Instead, the two congressional leaders said they want “to keep directing resources to the front-line facilities” battling the Covid-19 outbreak and that lawmakers and congressional staff will use “current testing protocols that the Office of the Attending Physician has put in place until these speedier technologies become more widely available.”
“Congress is grateful for the Administration’s generous offer to deploy rapid COVID-19 testing capabilities to Capitol Hill, but we respectfully decline the offer at this time,” Pelosi and McConnell said in a joint statement issued Saturday. “Our country’s testing capacities are continuing to scale up nationwide and Congress wants to keep directing resources to the front-line facilities where they can do the most good the most quickly.”
CNN has reached out to the White House and HHS for comment on the statement.
Many senators fall into the high-risk category for age and pre-existing conditions that make them vulnerable to coronavirus, according to the Centers for Disease Control and Prevention guidelines.
The White House, in stark contrast, often conducts Covid-19 tests.
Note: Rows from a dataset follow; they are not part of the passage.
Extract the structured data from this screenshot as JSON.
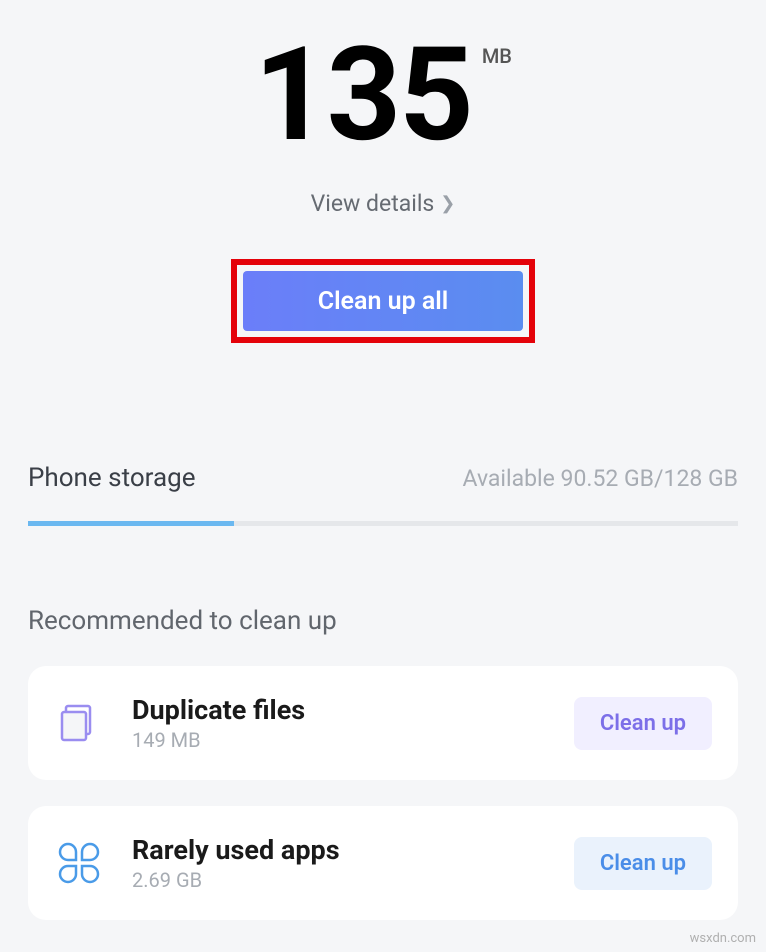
{
  "hero": {
    "value": "135",
    "unit": "MB",
    "view_details": "View details",
    "cleanup_all": "Clean up all"
  },
  "storage": {
    "title": "Phone storage",
    "available_prefix": "Available ",
    "available_value": "90.52 GB",
    "separator": "/",
    "total_value": "128 GB",
    "fill_percent": 29
  },
  "recommend": {
    "title": "Recommended to clean up",
    "items": [
      {
        "icon": "duplicate-icon",
        "title": "Duplicate files",
        "subtitle": "149 MB",
        "button": "Clean up",
        "accent": "purple"
      },
      {
        "icon": "apps-icon",
        "title": "Rarely used apps",
        "subtitle": "2.69 GB",
        "button": "Clean up",
        "accent": "blue"
      }
    ]
  },
  "watermark": "wsxdn.com"
}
President Donald Trump and Vice President Mike Pence are tested regularly — more than weekly — for coronavirus, two senior administration officials told CNN. The White House also tests its senior officials and anyone who regularly comes in contact with the President, including weekly tests for chief of staff Mark Meadows, press secretary Kayleigh McEnany and vice presidential chief of staff Marc Short, the officials said.
The White House has been using the rapid Abbott Labs test, two people familiar told CNN.
On Twitter earlier Saturday, Trump assured that there is “tremendous CoronaVirus testing capacity in Washington” for senators returning Monday.
“Please inform Dr. Brian P. Monahan,” he added.
McConnell told Fox News in an interview Thursday that he believes the chamber can “conduct our business safely.” And Monahan on Friday released guidelines for how the Senate should operate, advising offices to limit the number of staff, avoid gatherings, screen visitors, wear face covers and social distance.
The Senate plans to consider more of Trump’s judicial nominees, which has prompted outcry from Democrats who argue that members should only be reconvening to focus on oversight of the coronavirus response and passing a new relief package.
Trump criticized Pelosi on Twitter earlier Saturday, saying the House should return.
This story has been update to include a joint statement from Senate Majority Leader Mitch McConnell and House Speaker Nancy Pelosi.
CNN’s Ted Barrett, Manu Raju, Kristen Holmes, Kaitlan Collins, Sunlen Serfaty, Haley Byrd, Noah Broder, Jason Hoffman and Jamie Crawford contributed to this report.